The origins of the villa are really ancient, indirectly dating back to 1290 when a Franciscan convent was founded in the Desio area, which was the first built nucleus in the place where the Villa stands today. In 1651, the Marquis Cusani acquired the property and consolidated the real estate that belonged to the convent, creating the basis for the subsequent expansion in the form of a country residence, which was the “first” Villa Tittoni.
The Marquis Cusani wished to build a villa with a garden that could represent the great political and economic importance of the Casato in those years. As was customary in that period among the noble Milanese families, the villa was built as a “Villa di delizia,” a country residence where the nobility retired in the holiday periods, dedicating themselves to leisure, enjoying nature, polite conversation, art, music, poetry, all in the name of refinement and good taste. The architect Giuseppe Piermarini was called upon to build the structure. Cusani hired the most famous architect of the time to show his closeness to the Asburgic Court and created the monumental complex that is still the main structure of the Villa on the “model” of the Villa Reale di Monza. To confirm the majestic richness of the place, it is remembered that in 1785, the King of Naples and his consort visited Desio, as recorded in the chronicles of that time, arriving with a procession composed of seven carriages drawn by six horses and six carriages with four-horse teams.
The English-style garden was designed by Antonio Villoresi with a large hydraulic system that fed a large artificial lake, now buried. Unfortunately, the Marquis Cusani accumulated many debts not only in the construction of the Villa. In 1817, the Villa passed into the hands of its major creditor, the lawyer Giovanni Battista Traversi, a prominent member of the Milanese upper class. Starting in the 1830s, the villa underwent numerous interventions to create an increasingly rich monumental building to showcase the owner’s high social prestige. The Pelagio Palagi, the architect whose style was decidedly classical, but who was able to propose ancient models in a new form, carried out the transformation of the spaces, starting from 1834.

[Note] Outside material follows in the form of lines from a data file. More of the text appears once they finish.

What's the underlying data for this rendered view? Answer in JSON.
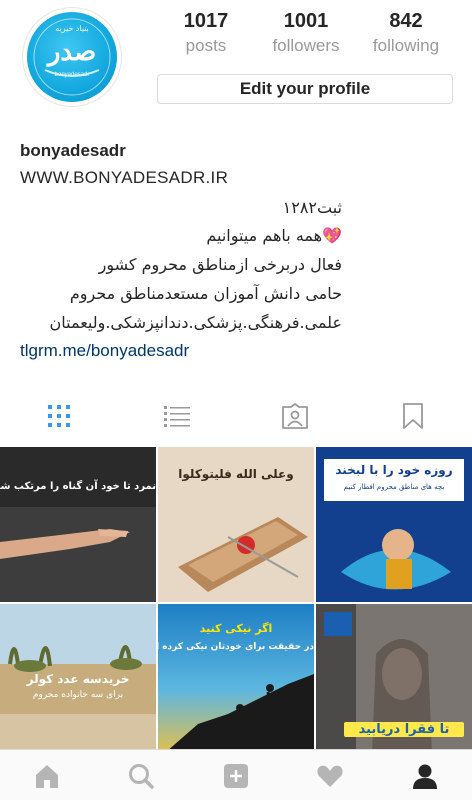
{
  "profile": {
    "avatar_title": "صدر",
    "avatar_top": "بنیاد خیریه",
    "avatar_bottom": "bonyadesadr",
    "stats": [
      {
        "count": "1017",
        "label": "posts"
      },
      {
        "count": "1001",
        "label": "followers"
      },
      {
        "count": "842",
        "label": "following"
      }
    ],
    "edit_label": "Edit your profile"
  },
  "bio": {
    "username": "bonyadesadr",
    "website": "WWW.BONYADESADR.IR",
    "lines": [
      "ثبت۱۲۸۲",
      "همه باهم میتوانیم",
      "فعال دربرخی ازمناطق محروم کشور",
      "حامی دانش آموزان مستعدمناطق محروم",
      "علمی.فرهنگی.پزشکی.دندانپزشکی.ولیعمتان"
    ],
    "heart_icon": "💖",
    "link": "tlgrm.me/bonyadesadr"
  },
  "tabs": [
    {
      "name": "grid-view",
      "icon": "grid-icon",
      "active": true
    },
    {
      "name": "list-view",
      "icon": "list-icon",
      "active": false
    },
    {
      "name": "tagged",
      "icon": "tagged-icon",
      "active": false
    },
    {
      "name": "saved",
      "icon": "bookmark-icon",
      "active": false
    }
  ],
  "posts": [
    {
      "caption": "نمرد تا خود آن گناه را مرتکب شود",
      "caption2": ""
    },
    {
      "caption": "وعلى الله فليتوكلوا",
      "caption2": ""
    },
    {
      "caption": "روزه خود را با لبخند",
      "caption2": "بچه های مناطق محروم افطار کنیم"
    },
    {
      "caption": "خریدسه عدد کولر",
      "caption2": "برای سه خانواده محروم"
    },
    {
      "caption": "اگر نیکی کنید",
      "caption2": "در حقیقت برای خودتان نیکی کرده اید"
    },
    {
      "caption": "تا فقرا دریابید",
      "caption2": ""
    }
  ],
  "colors": {
    "accent_blue": "#3897f0",
    "link": "#003569",
    "text": "#262626",
    "muted": "#999999"
  },
  "bottom_nav": [
    {
      "icon": "home-icon"
    },
    {
      "icon": "search-icon"
    },
    {
      "icon": "add-post-icon"
    },
    {
      "icon": "heart-icon"
    },
    {
      "icon": "profile-icon"
    }
  ]
}
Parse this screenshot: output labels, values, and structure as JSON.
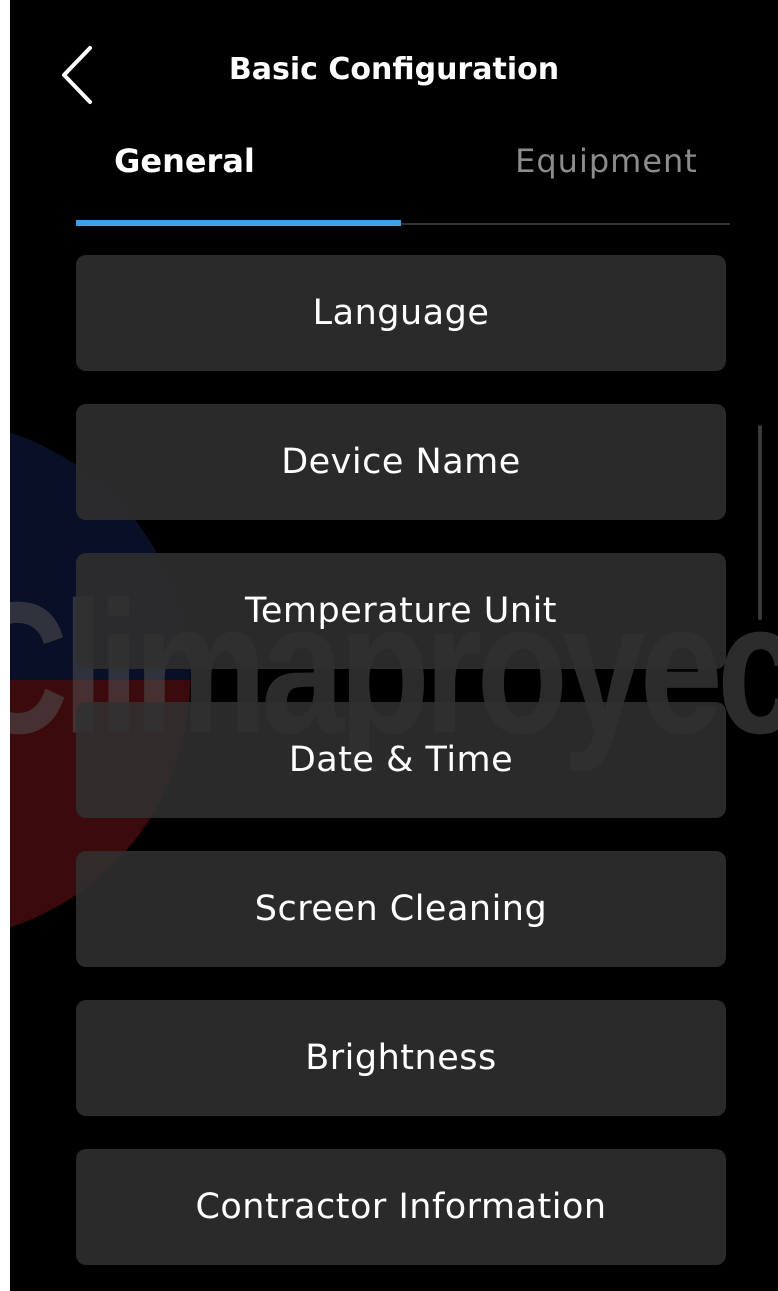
{
  "header": {
    "title": "Basic Configuration",
    "back_icon": "chevron-left-icon"
  },
  "tabs": [
    {
      "label": "General",
      "active": true
    },
    {
      "label": "Equipment",
      "active": false
    }
  ],
  "menu": {
    "items": [
      {
        "label": "Language"
      },
      {
        "label": "Device Name"
      },
      {
        "label": "Temperature Unit"
      },
      {
        "label": "Date & Time"
      },
      {
        "label": "Screen Cleaning"
      },
      {
        "label": "Brightness"
      },
      {
        "label": "Contractor Information"
      }
    ]
  },
  "watermark": {
    "text": "Climaproyecto"
  },
  "colors": {
    "background": "#000000",
    "accent": "#3fa0e8",
    "button_bg": "#303030",
    "inactive_tab": "#8c8c8c"
  }
}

Inside the garden, there was also a neo-Gothic tower built by the same architect, with a museum function, and destined to house the important collection of gravestones, sculptures, and other ancient artifacts, begun by the Cusanis and enriched by the Traversis. The villa reflects perfectly the example of the Milanese upper-class house of the early 19th century, with large spaces for the public juxtaposed with private environments devoid of particular value. As evidence of this, one can easily notice to this day a ground floor for social life, a first floor for the family, and upper floors for servants. The Palagi raised structures surrounding the square in front of the Villa and the rich wrought-iron gate adorned with Carrara marble statues.
After Traversi’s death in 1854, his nephew Giovanni Antona acquired the property, contributing to completing the unfinished works, including the chapel by Angelo Mercanti (around 1860), and doubling the extension of the garden. Upon his death, the villa passed to his minor nephew, Antonio Tittoni, in 1900. Therefore, his father, Tommaso Tittoni, took care of the Villa, commissioning the last structural intervention on the villa, entrusted to the noted architect Luca Beltrami, who completed the monumental staircase that leads to the upper floors. Tommaso Tittoni later became a deputy in Parliament and a Senator of the Kingdom of Italy, a diplomat, Prime Minister in the Giolittian era, and later Foreign Minister. With him, the villa regained a period of new splendor thanks to the numerous diplomatic conferences held here by his new owner; there were multiple visits from the Italian royals and other prominent government officials from foreign countries.
After World War I, the structure experienced a rapid decline. The villa’s furnishings were dispersed, and part of the park and archive artifacts were destroyed, until the intervention of the Municipality of Milan, which purchased the best pieces now on display in some of the city’s museums. In the post-war period, it was donated to the Saveriano Institute for Foreign Missions of Parma, which used the building as a seminary for its students and contributed, as a missionary order, to open a window on the world and the knowledge of African and Asian peoples and cultures. The Municipality of Desio purchased what remained of the villa park in 1952, to convert it into a public park, and in 1975 also the villa, which today houses the municipal library and the Scalvini donation, a permanent exhibition of the works of the Milanese sculptor Giuseppe Scalvini, who wanted to donate them to the City of Desio. Scalvini was already active in the Milanese art scene in the 1930s. After the Second World War, he first joined the artistic movement “15 Borgonovo” (named after a civic art gallery that collected its ferment) and then turned towards a personal path, starting from the intimate and daily themes of the Milanese Existential Realism of the fifties and sixties.